- Instructions to follow
Give the records again. Keep them exact and leave out the images.

Top of Data shown

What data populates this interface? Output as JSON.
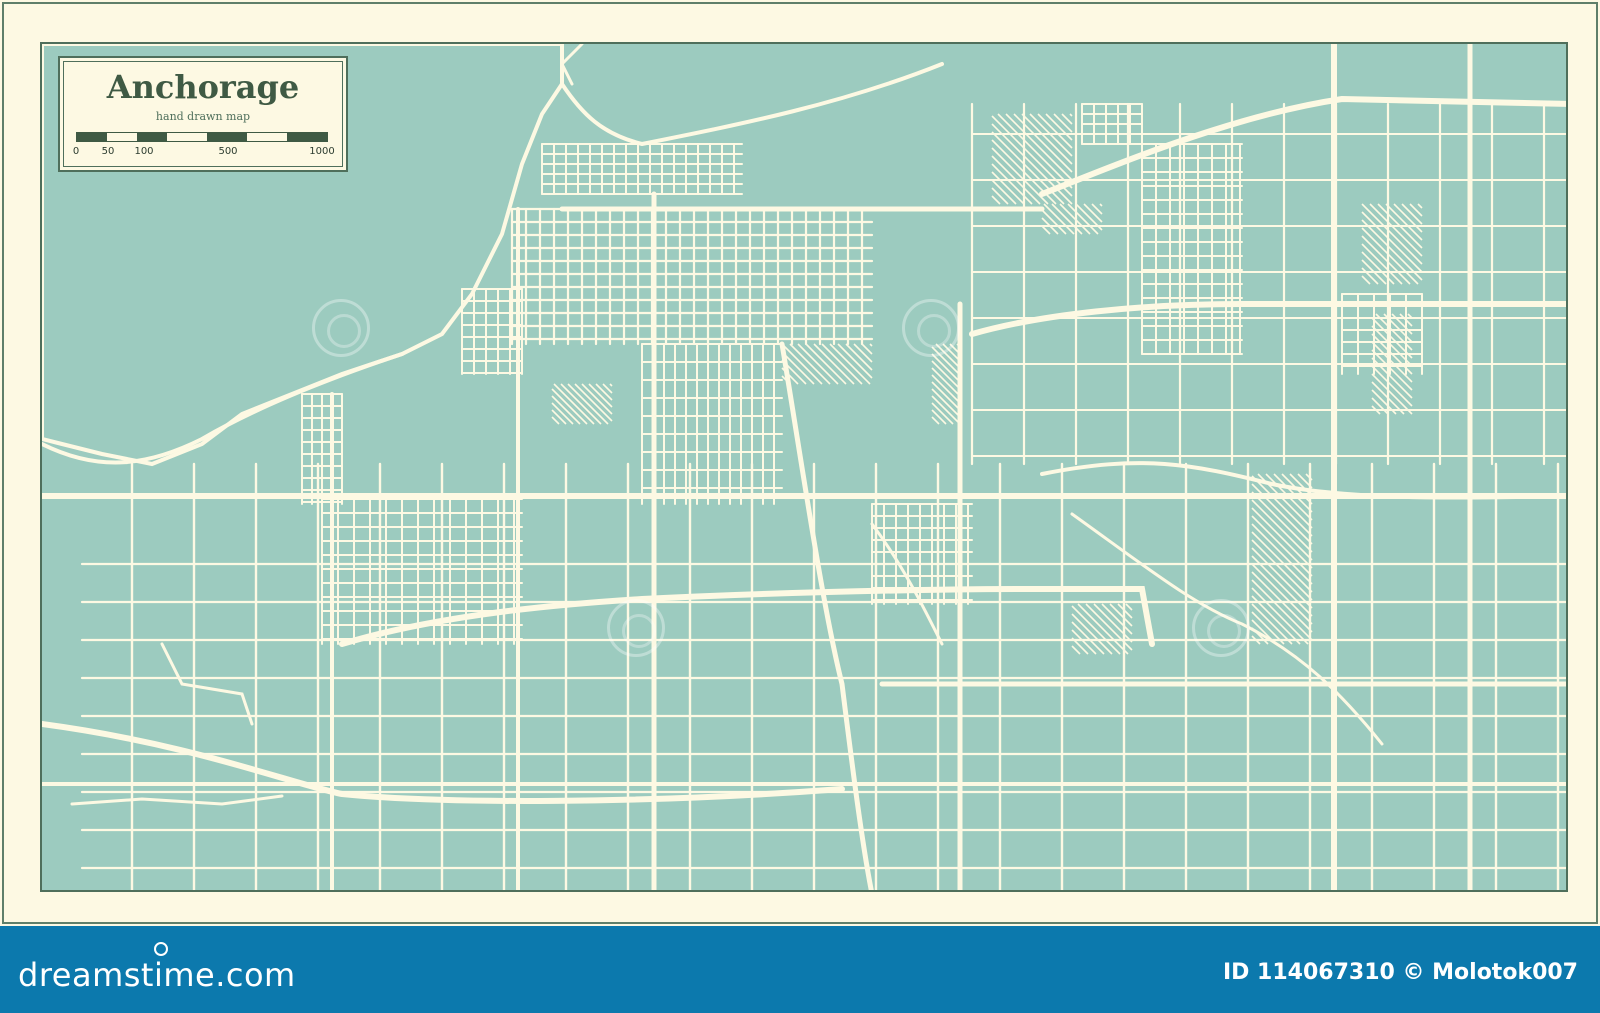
{
  "map": {
    "title": "Anchorage",
    "subtitle": "hand drawn map",
    "scale_ticks": [
      "0",
      "50",
      "100",
      "500",
      "1000"
    ],
    "colors": {
      "water": "#9ccbbf",
      "land": "#9ccbbf",
      "roads": "#fdf9e3",
      "frame": "#4f6f5b",
      "paper": "#fdf9e3",
      "scale_dark": "#3f5a44",
      "scale_light": "#fdf9e3"
    }
  },
  "footer": {
    "brand": "dreamstime.com",
    "id_text": "ID 114067310 © Molotok007",
    "background": "#0c79ad"
  },
  "watermark": {
    "icon": "dreamstime-swirl-icon"
  }
}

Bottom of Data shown

- Result of this exercise
What data populates this interface? Output as JSON.
{
  "map": {
    "title": "Anchorage",
    "subtitle": "hand drawn map",
    "scale_ticks": [
      "0",
      "50",
      "100",
      "500",
      "1000"
    ],
    "colors": {
      "water": "#9ccbbf",
      "land": "#9ccbbf",
      "roads": "#fdf9e3",
      "frame": "#4f6f5b",
      "paper": "#fdf9e3",
      "scale_dark": "#3f5a44",
      "scale_light": "#fdf9e3"
    }
  },
  "footer": {
    "brand": "dreamstime.com",
    "id_text": "ID 114067310 © Molotok007",
    "background": "#0c79ad"
  },
  "watermark": {
    "icon": "dreamstime-swirl-icon"
  }
}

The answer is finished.